What needs to be done -> Lines from the one containing "What data populates" to the end of the data below are to be restated exactly, with both ends included and nothing else.

Data shown ->
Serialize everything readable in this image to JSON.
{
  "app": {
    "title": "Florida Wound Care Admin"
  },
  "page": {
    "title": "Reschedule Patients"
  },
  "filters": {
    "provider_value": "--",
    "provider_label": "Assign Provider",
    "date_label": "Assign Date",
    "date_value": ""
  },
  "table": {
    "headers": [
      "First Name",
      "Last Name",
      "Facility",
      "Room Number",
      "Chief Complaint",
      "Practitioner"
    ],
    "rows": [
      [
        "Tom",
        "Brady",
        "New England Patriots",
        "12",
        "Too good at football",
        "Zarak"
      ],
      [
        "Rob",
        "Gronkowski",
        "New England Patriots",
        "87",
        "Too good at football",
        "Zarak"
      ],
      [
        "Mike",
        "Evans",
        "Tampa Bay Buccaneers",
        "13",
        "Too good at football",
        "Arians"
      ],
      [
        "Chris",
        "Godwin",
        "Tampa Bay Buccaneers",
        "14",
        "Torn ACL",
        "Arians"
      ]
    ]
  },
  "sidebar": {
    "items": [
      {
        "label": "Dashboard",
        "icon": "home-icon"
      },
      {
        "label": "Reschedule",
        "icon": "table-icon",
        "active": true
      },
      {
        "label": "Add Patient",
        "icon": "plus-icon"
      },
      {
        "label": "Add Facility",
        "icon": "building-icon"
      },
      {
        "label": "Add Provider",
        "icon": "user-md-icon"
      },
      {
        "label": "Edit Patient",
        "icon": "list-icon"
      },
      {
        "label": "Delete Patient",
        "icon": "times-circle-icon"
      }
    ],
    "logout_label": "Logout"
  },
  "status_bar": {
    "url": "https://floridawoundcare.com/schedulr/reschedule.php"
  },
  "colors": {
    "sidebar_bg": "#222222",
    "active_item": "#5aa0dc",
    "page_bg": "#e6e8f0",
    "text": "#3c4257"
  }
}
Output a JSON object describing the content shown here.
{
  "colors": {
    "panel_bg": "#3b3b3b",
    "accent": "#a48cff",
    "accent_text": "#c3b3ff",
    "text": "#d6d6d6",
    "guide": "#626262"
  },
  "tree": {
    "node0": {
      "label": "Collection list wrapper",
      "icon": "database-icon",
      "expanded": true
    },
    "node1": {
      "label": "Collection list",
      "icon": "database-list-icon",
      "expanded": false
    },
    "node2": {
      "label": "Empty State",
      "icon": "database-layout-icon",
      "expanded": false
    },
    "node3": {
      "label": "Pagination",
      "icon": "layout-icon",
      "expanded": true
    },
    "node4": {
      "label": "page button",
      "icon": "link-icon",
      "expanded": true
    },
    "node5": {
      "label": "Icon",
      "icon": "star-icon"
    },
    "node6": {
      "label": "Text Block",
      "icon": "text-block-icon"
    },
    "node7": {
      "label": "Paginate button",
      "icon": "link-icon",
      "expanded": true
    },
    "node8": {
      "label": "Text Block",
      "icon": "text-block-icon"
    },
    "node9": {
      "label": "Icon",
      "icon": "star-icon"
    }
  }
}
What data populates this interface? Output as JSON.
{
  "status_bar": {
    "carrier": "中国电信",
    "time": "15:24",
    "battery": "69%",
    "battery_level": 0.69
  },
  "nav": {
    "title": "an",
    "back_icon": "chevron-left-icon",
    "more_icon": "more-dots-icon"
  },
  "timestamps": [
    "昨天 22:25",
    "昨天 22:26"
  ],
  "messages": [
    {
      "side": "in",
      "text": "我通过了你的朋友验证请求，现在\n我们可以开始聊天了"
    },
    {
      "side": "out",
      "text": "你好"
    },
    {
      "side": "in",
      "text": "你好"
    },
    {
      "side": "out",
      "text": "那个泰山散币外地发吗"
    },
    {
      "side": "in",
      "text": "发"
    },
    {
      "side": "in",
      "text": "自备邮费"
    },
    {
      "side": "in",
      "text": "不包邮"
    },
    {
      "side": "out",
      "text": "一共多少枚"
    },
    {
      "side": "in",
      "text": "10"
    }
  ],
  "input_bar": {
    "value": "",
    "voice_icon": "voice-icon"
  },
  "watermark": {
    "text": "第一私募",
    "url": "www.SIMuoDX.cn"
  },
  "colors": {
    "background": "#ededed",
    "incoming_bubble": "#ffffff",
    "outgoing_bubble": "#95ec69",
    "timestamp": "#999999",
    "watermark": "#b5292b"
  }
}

Output below ->
What data populates this interface? Output as JSON.
{
  "status_bar": {
    "carrier": "中国电信",
    "time": "15:24",
    "battery": "69%",
    "battery_level": 0.69
  },
  "nav": {
    "title": "an",
    "back_icon": "chevron-left-icon",
    "more_icon": "more-dots-icon"
  },
  "timestamps": [
    "昨天 22:25",
    "昨天 22:26"
  ],
  "messages": [
    {
      "side": "in",
      "text": "我通过了你的朋友验证请求，现在\n我们可以开始聊天了"
    },
    {
      "side": "out",
      "text": "你好"
    },
    {
      "side": "in",
      "text": "你好"
    },
    {
      "side": "out",
      "text": "那个泰山散币外地发吗"
    },
    {
      "side": "in",
      "text": "发"
    },
    {
      "side": "in",
      "text": "自备邮费"
    },
    {
      "side": "in",
      "text": "不包邮"
    },
    {
      "side": "out",
      "text": "一共多少枚"
    },
    {
      "side": "in",
      "text": "10"
    }
  ],
  "input_bar": {
    "value": "",
    "voice_icon": "voice-icon"
  },
  "watermark": {
    "text": "第一私募",
    "url": "www.SIMuoDX.cn"
  },
  "colors": {
    "background": "#ededed",
    "incoming_bubble": "#ffffff",
    "outgoing_bubble": "#95ec69",
    "timestamp": "#999999",
    "watermark": "#b5292b"
  }
}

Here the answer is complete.